By Alan Graner
Your content doesn’t pass the “so what” test
You don’t give readers a reason to invest their time in your content. It may be you’re delivering vanilla to a world of 31 flavors; the same-old same-old they’ve read a hundred times. It may be too “salesy,” coming across as a long-form commercial rather than imparting information they can use. Or it’s all about you: your accomplishments, your products, your awards, your latest news, your ideas. Nobody cares about you. They only care what you can do for them.
Your headlines are boring
Headlines are the entry to your content. If they are bland, uninteresting or they sound like a million other pieces of content, readers will pass. This is especially true if you distribute content by email where prospects can trash it with a keystroke. Instead, concentrate on writing relevant, intriguing, thought-provoking headlines or ones that promise a benefit.
You use too much jargon
Some industries, such as semiconductors, read as if they speak nothing but acronyms. Others, like medicine or science, have a specialized vocabulary. If your content is aimed specifically at these audiences, it’s appropriate to use that type of language. However, it you’re writing for a more general audience, or a lay audience what wants to know about such topics but lacks the formal education and knowledge, write in plain English. If you must use specific acronyms, spell them out the first time you use them. If it’s specialized vocabulary, explain what the terms mean. If you simply use high falutin’ language to prove how smart you are, chances are you’ll be writing for an audience of one.
Your content is sloppy
It sounds like a sixth-grader wrote it. There are spelling errors, grammar errors, poor sentence structure. This indicates you’re totally sloppy and don’t care, or you’re not very smart. In either case, who’d be interested in anything you have to say?
Your content lacks a call to action (CTA)
At the end, tell readers how they can get more information: download a white paper or eBook, have a representative call, subscribe to your blog. This is critical for converting prospects into customers.
What mistakes would you add to this list?
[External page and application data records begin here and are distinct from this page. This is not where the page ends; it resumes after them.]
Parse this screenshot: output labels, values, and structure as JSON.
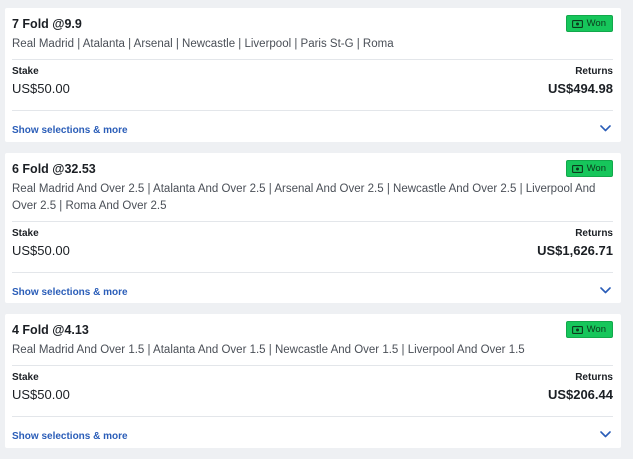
{
  "bets": [
    {
      "title": "7 Fold @9.9",
      "status": "Won",
      "selections": "Real Madrid | Atalanta | Arsenal | Newcastle | Liverpool | Paris St-G | Roma",
      "stake_label": "Stake",
      "stake": "US$50.00",
      "returns_label": "Returns",
      "returns": "US$494.98",
      "show_more": "Show selections & more"
    },
    {
      "title": "6 Fold @32.53",
      "status": "Won",
      "selections": "Real Madrid And Over 2.5 | Atalanta And Over 2.5 | Arsenal And Over 2.5 | Newcastle And Over 2.5 | Liverpool And Over 2.5 | Roma And Over 2.5",
      "stake_label": "Stake",
      "stake": "US$50.00",
      "returns_label": "Returns",
      "returns": "US$1,626.71",
      "show_more": "Show selections & more"
    },
    {
      "title": "4 Fold @4.13",
      "status": "Won",
      "selections": "Real Madrid And Over 1.5 | Atalanta And Over 1.5 | Newcastle And Over 1.5 | Liverpool And Over 1.5",
      "stake_label": "Stake",
      "stake": "US$50.00",
      "returns_label": "Returns",
      "returns": "US$206.44",
      "show_more": "Show selections & more"
    }
  ],
  "icons": {
    "badge": "cash-icon",
    "expand": "chevron-down-icon"
  },
  "colors": {
    "won_badge": "#16c65b",
    "link": "#2a5db8",
    "background": "#eef0f3"
  }
}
Alan Graner is Chief Creative Officer at Daly-Swartz Public Relations, an Orange County, CA business public relations and marketing content firm. For content that makes you stand out from the crowd, email Jeffrey Swartz at firstname.lastname@example.org. Or visit www.dsprel.com.